# [Exercise details]
Scan the material for the word "this" and copy each line where it occurs.

>>>

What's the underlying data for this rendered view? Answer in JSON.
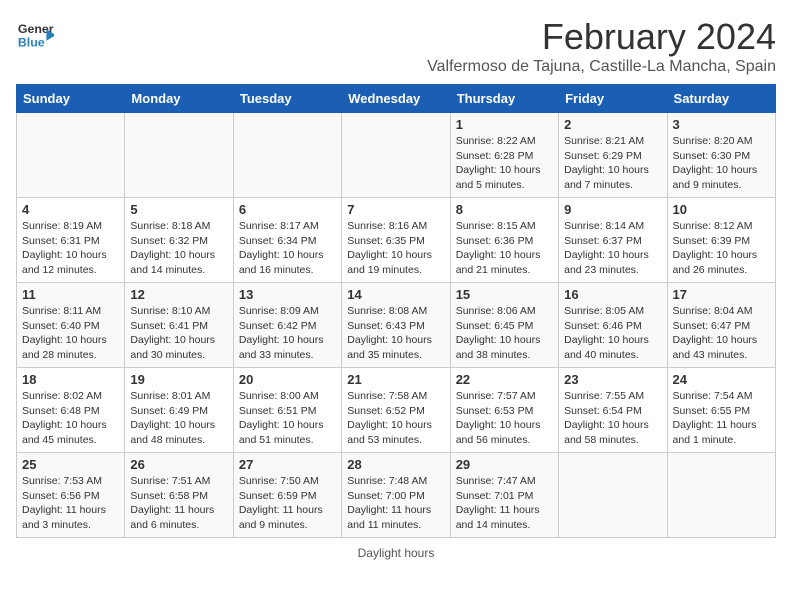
{
  "header": {
    "logo_top": "General",
    "logo_bot": "Blue",
    "title": "February 2024",
    "subtitle": "Valfermoso de Tajuna, Castille-La Mancha, Spain"
  },
  "days_of_week": [
    "Sunday",
    "Monday",
    "Tuesday",
    "Wednesday",
    "Thursday",
    "Friday",
    "Saturday"
  ],
  "footer": {
    "note": "Daylight hours"
  },
  "weeks": [
    [
      {
        "num": "",
        "info": ""
      },
      {
        "num": "",
        "info": ""
      },
      {
        "num": "",
        "info": ""
      },
      {
        "num": "",
        "info": ""
      },
      {
        "num": "1",
        "info": "Sunrise: 8:22 AM\nSunset: 6:28 PM\nDaylight: 10 hours\nand 5 minutes."
      },
      {
        "num": "2",
        "info": "Sunrise: 8:21 AM\nSunset: 6:29 PM\nDaylight: 10 hours\nand 7 minutes."
      },
      {
        "num": "3",
        "info": "Sunrise: 8:20 AM\nSunset: 6:30 PM\nDaylight: 10 hours\nand 9 minutes."
      }
    ],
    [
      {
        "num": "4",
        "info": "Sunrise: 8:19 AM\nSunset: 6:31 PM\nDaylight: 10 hours\nand 12 minutes."
      },
      {
        "num": "5",
        "info": "Sunrise: 8:18 AM\nSunset: 6:32 PM\nDaylight: 10 hours\nand 14 minutes."
      },
      {
        "num": "6",
        "info": "Sunrise: 8:17 AM\nSunset: 6:34 PM\nDaylight: 10 hours\nand 16 minutes."
      },
      {
        "num": "7",
        "info": "Sunrise: 8:16 AM\nSunset: 6:35 PM\nDaylight: 10 hours\nand 19 minutes."
      },
      {
        "num": "8",
        "info": "Sunrise: 8:15 AM\nSunset: 6:36 PM\nDaylight: 10 hours\nand 21 minutes."
      },
      {
        "num": "9",
        "info": "Sunrise: 8:14 AM\nSunset: 6:37 PM\nDaylight: 10 hours\nand 23 minutes."
      },
      {
        "num": "10",
        "info": "Sunrise: 8:12 AM\nSunset: 6:39 PM\nDaylight: 10 hours\nand 26 minutes."
      }
    ],
    [
      {
        "num": "11",
        "info": "Sunrise: 8:11 AM\nSunset: 6:40 PM\nDaylight: 10 hours\nand 28 minutes."
      },
      {
        "num": "12",
        "info": "Sunrise: 8:10 AM\nSunset: 6:41 PM\nDaylight: 10 hours\nand 30 minutes."
      },
      {
        "num": "13",
        "info": "Sunrise: 8:09 AM\nSunset: 6:42 PM\nDaylight: 10 hours\nand 33 minutes."
      },
      {
        "num": "14",
        "info": "Sunrise: 8:08 AM\nSunset: 6:43 PM\nDaylight: 10 hours\nand 35 minutes."
      },
      {
        "num": "15",
        "info": "Sunrise: 8:06 AM\nSunset: 6:45 PM\nDaylight: 10 hours\nand 38 minutes."
      },
      {
        "num": "16",
        "info": "Sunrise: 8:05 AM\nSunset: 6:46 PM\nDaylight: 10 hours\nand 40 minutes."
      },
      {
        "num": "17",
        "info": "Sunrise: 8:04 AM\nSunset: 6:47 PM\nDaylight: 10 hours\nand 43 minutes."
      }
    ],
    [
      {
        "num": "18",
        "info": "Sunrise: 8:02 AM\nSunset: 6:48 PM\nDaylight: 10 hours\nand 45 minutes."
      },
      {
        "num": "19",
        "info": "Sunrise: 8:01 AM\nSunset: 6:49 PM\nDaylight: 10 hours\nand 48 minutes."
      },
      {
        "num": "20",
        "info": "Sunrise: 8:00 AM\nSunset: 6:51 PM\nDaylight: 10 hours\nand 51 minutes."
      },
      {
        "num": "21",
        "info": "Sunrise: 7:58 AM\nSunset: 6:52 PM\nDaylight: 10 hours\nand 53 minutes."
      },
      {
        "num": "22",
        "info": "Sunrise: 7:57 AM\nSunset: 6:53 PM\nDaylight: 10 hours\nand 56 minutes."
      },
      {
        "num": "23",
        "info": "Sunrise: 7:55 AM\nSunset: 6:54 PM\nDaylight: 10 hours\nand 58 minutes."
      },
      {
        "num": "24",
        "info": "Sunrise: 7:54 AM\nSunset: 6:55 PM\nDaylight: 11 hours\nand 1 minute."
      }
    ],
    [
      {
        "num": "25",
        "info": "Sunrise: 7:53 AM\nSunset: 6:56 PM\nDaylight: 11 hours\nand 3 minutes."
      },
      {
        "num": "26",
        "info": "Sunrise: 7:51 AM\nSunset: 6:58 PM\nDaylight: 11 hours\nand 6 minutes."
      },
      {
        "num": "27",
        "info": "Sunrise: 7:50 AM\nSunset: 6:59 PM\nDaylight: 11 hours\nand 9 minutes."
      },
      {
        "num": "28",
        "info": "Sunrise: 7:48 AM\nSunset: 7:00 PM\nDaylight: 11 hours\nand 11 minutes."
      },
      {
        "num": "29",
        "info": "Sunrise: 7:47 AM\nSunset: 7:01 PM\nDaylight: 11 hours\nand 14 minutes."
      },
      {
        "num": "",
        "info": ""
      },
      {
        "num": "",
        "info": ""
      }
    ]
  ]
}
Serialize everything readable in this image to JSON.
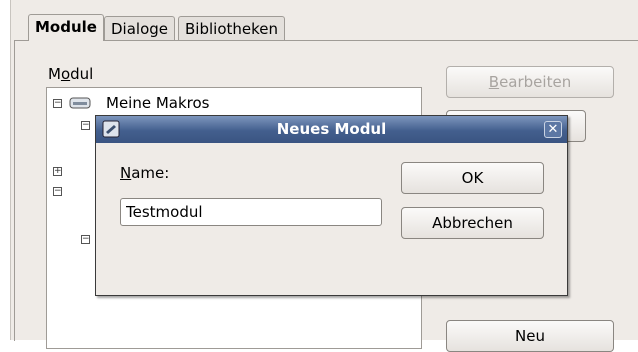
{
  "tabs": [
    {
      "label": "Module",
      "active": true
    },
    {
      "label": "Dialoge",
      "active": false
    },
    {
      "label": "Bibliotheken",
      "active": false
    }
  ],
  "module_section": {
    "label_pre": "M",
    "label_mnemonic": "o",
    "label_post": "dul",
    "tree_items": [
      {
        "label": "Meine Makros",
        "expanded": true
      }
    ]
  },
  "side_buttons": {
    "edit_mnemonic": "B",
    "edit_rest": "earbeiten",
    "new_label": "Neu"
  },
  "dialog": {
    "title": "Neues Modul",
    "close_symbol": "✕",
    "name_mnemonic": "N",
    "name_rest": "ame:",
    "name_value": "Testmodul",
    "ok_label": "OK",
    "cancel_label": "Abbrechen"
  },
  "colors": {
    "window_bg": "#efebe7",
    "titlebar": "#435f8e",
    "disabled_text": "#a8a4a0"
  },
  "icons": [
    "folder-icon",
    "document-icon",
    "close-icon",
    "collapse-icon",
    "expand-icon"
  ]
}
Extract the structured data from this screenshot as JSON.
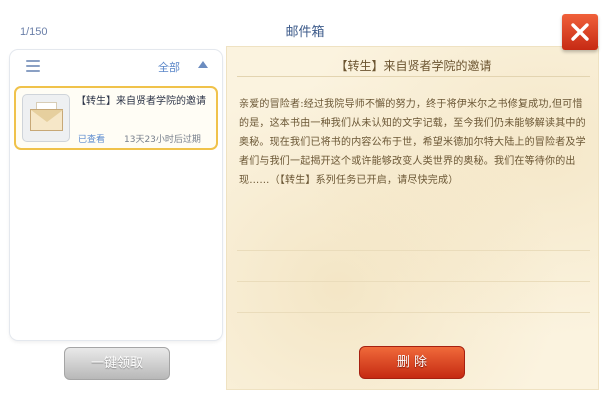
{
  "header": {
    "mail_count": "1/150",
    "title": "邮件箱"
  },
  "list": {
    "filter_label": "全部",
    "items": [
      {
        "subject": "【转生】来自贤者学院的邀请",
        "status": "已查看",
        "expire": "13天23小时后过期",
        "icon": "envelope-icon"
      }
    ],
    "claim_all_label": "一键领取"
  },
  "letter": {
    "title": "【转生】来自贤者学院的邀请",
    "body": "亲爱的冒险者:经过我院导师不懈的努力，终于将伊米尔之书修复成功,但可惜的是，这本书由一种我们从未认知的文字记载，至今我们仍未能够解读其中的奥秘。现在我们已将书的内容公布于世，希望米德加尔特大陆上的冒险者及学者们与我们一起揭开这个或许能够改变人类世界的奥秘。我们在等待你的出现……（【转生】系列任务已开启，请尽快完成）",
    "delete_label": "删 除"
  },
  "colors": {
    "accent": "#f0c24a",
    "delete": "#c52a12",
    "link": "#5a86c8"
  }
}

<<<

# [Completed task]
What's the underlying data for this rendered view? Answer in JSON.
Serialize everything readable in this image to JSON.
Extract the structured data from this screenshot as JSON.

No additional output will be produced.